Dataset items —
----------

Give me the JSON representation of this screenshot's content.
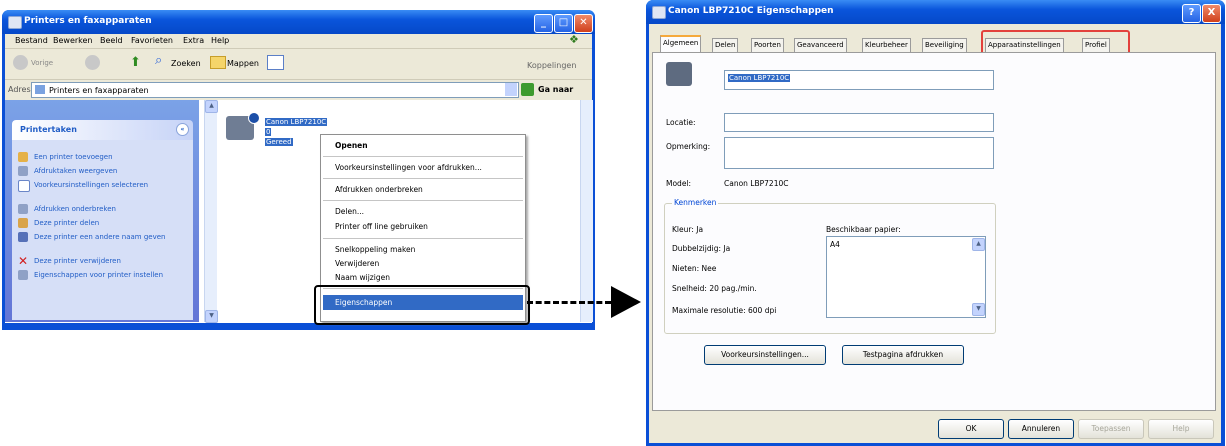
{
  "explorer": {
    "title": "Printers en faxapparaten",
    "menu": [
      "Bestand",
      "Bewerken",
      "Beeld",
      "Favorieten",
      "Extra",
      "Help"
    ],
    "toolbar": {
      "back": "Vorige",
      "search": "Zoeken",
      "folders": "Mappen",
      "links": "Koppelingen"
    },
    "address_label": "Adres",
    "address_value": "Printers en faxapparaten",
    "go_label": "Ga naar",
    "tasks_title": "Printertaken",
    "tasks": [
      "Een printer toevoegen",
      "Afdruktaken weergeven",
      "Voorkeursinstellingen selecteren",
      "Afdrukken onderbreken",
      "Deze printer delen",
      "Deze printer een andere naam geven",
      "Deze printer verwijderen",
      "Eigenschappen voor printer instellen"
    ],
    "printer": {
      "name": "Canon LBP7210C",
      "count": "0",
      "status": "Gereed"
    },
    "context_menu": {
      "items": [
        "Openen",
        "Voorkeursinstellingen voor afdrukken...",
        "Afdrukken onderbreken",
        "Delen...",
        "Printer off line gebruiken",
        "Snelkoppeling maken",
        "Verwijderen",
        "Naam wijzigen",
        "Eigenschappen"
      ]
    }
  },
  "properties": {
    "title": "Canon LBP7210C Eigenschappen",
    "tabs": [
      "Algemeen",
      "Delen",
      "Poorten",
      "Geavanceerd",
      "Kleurbeheer",
      "Beveiliging",
      "Apparaatinstellingen",
      "Profiel"
    ],
    "printer_name": "Canon LBP7210C",
    "location_label": "Locatie:",
    "comment_label": "Opmerking:",
    "model_label": "Model:",
    "model_value": "Canon LBP7210C",
    "features_label": "Kenmerken",
    "color_label": "Kleur: Ja",
    "duplex_label": "Dubbelzijdig: Ja",
    "staple_label": "Nieten: Nee",
    "speed_label": "Snelheid: 20 pag./min.",
    "resolution_label": "Maximale resolutie: 600 dpi",
    "paper_label": "Beschikbaar papier:",
    "paper_items": [
      "A4"
    ],
    "prefs_button": "Voorkeursinstellingen...",
    "testpage_button": "Testpagina afdrukken",
    "ok_button": "OK",
    "cancel_button": "Annuleren",
    "apply_button": "Toepassen",
    "help_button": "Help",
    "help_icon": "?",
    "close_icon": "X"
  }
}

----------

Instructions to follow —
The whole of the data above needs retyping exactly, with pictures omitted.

Expected answer —
Give me the JSON representation of this screenshot's content.
{
  "explorer": {
    "title": "Printers en faxapparaten",
    "menu": [
      "Bestand",
      "Bewerken",
      "Beeld",
      "Favorieten",
      "Extra",
      "Help"
    ],
    "toolbar": {
      "back": "Vorige",
      "search": "Zoeken",
      "folders": "Mappen",
      "links": "Koppelingen"
    },
    "address_label": "Adres",
    "address_value": "Printers en faxapparaten",
    "go_label": "Ga naar",
    "tasks_title": "Printertaken",
    "tasks": [
      "Een printer toevoegen",
      "Afdruktaken weergeven",
      "Voorkeursinstellingen selecteren",
      "Afdrukken onderbreken",
      "Deze printer delen",
      "Deze printer een andere naam geven",
      "Deze printer verwijderen",
      "Eigenschappen voor printer instellen"
    ],
    "printer": {
      "name": "Canon LBP7210C",
      "count": "0",
      "status": "Gereed"
    },
    "context_menu": {
      "items": [
        "Openen",
        "Voorkeursinstellingen voor afdrukken...",
        "Afdrukken onderbreken",
        "Delen...",
        "Printer off line gebruiken",
        "Snelkoppeling maken",
        "Verwijderen",
        "Naam wijzigen",
        "Eigenschappen"
      ]
    }
  },
  "properties": {
    "title": "Canon LBP7210C Eigenschappen",
    "tabs": [
      "Algemeen",
      "Delen",
      "Poorten",
      "Geavanceerd",
      "Kleurbeheer",
      "Beveiliging",
      "Apparaatinstellingen",
      "Profiel"
    ],
    "printer_name": "Canon LBP7210C",
    "location_label": "Locatie:",
    "comment_label": "Opmerking:",
    "model_label": "Model:",
    "model_value": "Canon LBP7210C",
    "features_label": "Kenmerken",
    "color_label": "Kleur: Ja",
    "duplex_label": "Dubbelzijdig: Ja",
    "staple_label": "Nieten: Nee",
    "speed_label": "Snelheid: 20 pag./min.",
    "resolution_label": "Maximale resolutie: 600 dpi",
    "paper_label": "Beschikbaar papier:",
    "paper_items": [
      "A4"
    ],
    "prefs_button": "Voorkeursinstellingen...",
    "testpage_button": "Testpagina afdrukken",
    "ok_button": "OK",
    "cancel_button": "Annuleren",
    "apply_button": "Toepassen",
    "help_button": "Help",
    "help_icon": "?",
    "close_icon": "X"
  }
}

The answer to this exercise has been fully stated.